It so happens that Raimundo has one blue eye and one black eye. And he’s bald. The children and adults in the neighborhood consider him strange and ostracize him.
And since he’s been alone for so long, Raimundo comes up with a world in which he doesn’t feel so lonely. He gets to know other characters. They make him realize it’s okay to be different.
Upon leaving prison, the author Graciliano Ramos wrote A Terra dos Meninos Pelados. He is widely known in Brazil as an author of “mature” fiction. But this book has become so popular that the Ministry of Education awarded it with the Prêmio Literatura Infantil and to this day it’s used in Brazilian schools.
It’s important to note it was written under a dictatorial regime, o Estado Novo. So the themes reflect what was common back then (and now, it seems).
The book has some pretty advanced vocabulary — but they are all high-frequency vocabulary as well.
Sometimes the author includes regional expressions — and you’ll need friends to help you with them — but if you already read some fiction in Portuguese, you’ll like this book.
It’s course 5 out of 5 on a difficulty scale.
4. Maria Vai Com as Outras – Sylvia Orthof

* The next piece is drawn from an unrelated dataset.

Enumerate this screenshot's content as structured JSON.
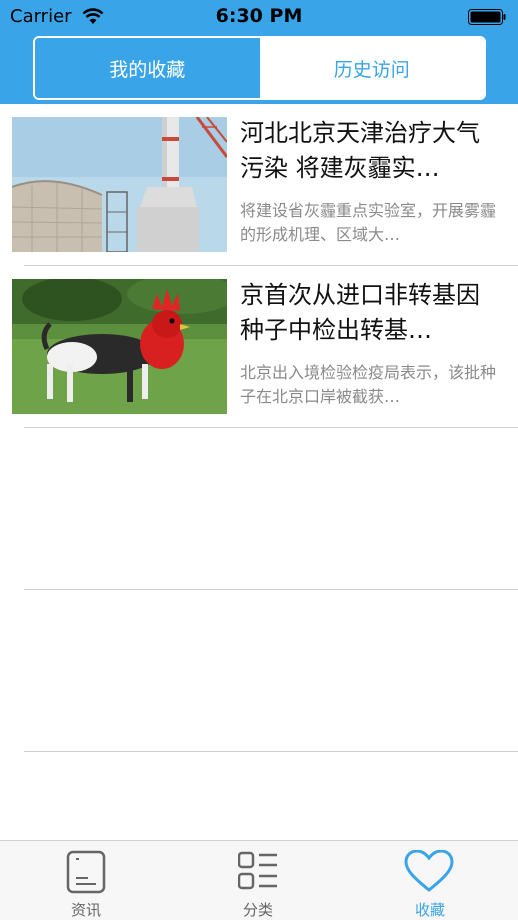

Maria Vai com as Outras is also a common idiom — a “maria vai com as outras” is a person who doesn’t have opinions of their own. They follow whatever orders they are given and they do whatever the group is doing.

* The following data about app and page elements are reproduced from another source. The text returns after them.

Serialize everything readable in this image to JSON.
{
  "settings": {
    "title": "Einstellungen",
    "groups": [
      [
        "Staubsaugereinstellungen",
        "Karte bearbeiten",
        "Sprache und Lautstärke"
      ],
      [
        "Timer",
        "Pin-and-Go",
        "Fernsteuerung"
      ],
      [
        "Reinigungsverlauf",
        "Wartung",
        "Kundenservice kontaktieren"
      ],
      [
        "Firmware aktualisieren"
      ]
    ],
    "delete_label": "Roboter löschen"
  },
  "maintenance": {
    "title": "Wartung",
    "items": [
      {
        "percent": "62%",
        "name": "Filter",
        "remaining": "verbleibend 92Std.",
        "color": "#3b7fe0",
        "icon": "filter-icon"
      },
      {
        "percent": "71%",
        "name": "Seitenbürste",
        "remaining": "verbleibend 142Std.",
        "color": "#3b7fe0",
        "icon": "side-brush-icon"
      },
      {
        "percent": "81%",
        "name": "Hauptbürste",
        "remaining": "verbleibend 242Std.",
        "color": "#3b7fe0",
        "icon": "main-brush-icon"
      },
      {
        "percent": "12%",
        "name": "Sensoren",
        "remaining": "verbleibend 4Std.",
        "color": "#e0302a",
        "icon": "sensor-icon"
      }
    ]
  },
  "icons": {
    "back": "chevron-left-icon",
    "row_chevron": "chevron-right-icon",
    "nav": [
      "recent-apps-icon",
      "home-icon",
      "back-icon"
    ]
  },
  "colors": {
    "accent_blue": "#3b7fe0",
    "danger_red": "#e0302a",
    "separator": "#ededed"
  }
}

This idiom came about when Brazil was still a Portuguese colony. It’s widely known all over the country.
And Mary goes with the others is about a sheep called Maria who didn’t have her own opinions. Maria did whatever the herd did.
You might imagine what kind of dramatic situations she might put herself into.
Sylvia Orthof has other children’s books that are popular, but this one has a lasting effect on whoever reads it.
It’s actually a very simple book — the illustrations are funny and the story is enjoyable.
I’ll give you a 2.5 out of five on the difficulty scale. The 0.5 comes from some specific vocabulary you’ll find in it.
5. Chapeuzinho Amarelo – Chico Buarque
While the little red riding hood is known for being curious and intrepid, Chapeuzinho Amarelo is a girl who is afraid of everything.
She’s even afraid of her own shadow!
But things start to change when she learns the Portuguese word for wolf, LOBO.
It’s a good book to practice the past and perfect in Portuguese.
And although it’s pretty short it might be challenging because of the vocabulary.
But it’s informal most of the time and immediately usable in conversations.
I would give it a 3/5.
Before you leave, I want to share some things.
But of course, in my assessment I take into account that you speak either English or Spanish as a native language.
If you speak other languages you might find some books either harder or easier to understand.
And again, if you’re just starting out these books will be too overwhelming for you to take in.
In time I will have a solution for you. But right now, all I can suggest is practice.
And if you’ve read any of those books, what do you think about it?
And if you know any other books that are interesting for children, leave its title in the comments section below — and if you can tell us a little about it.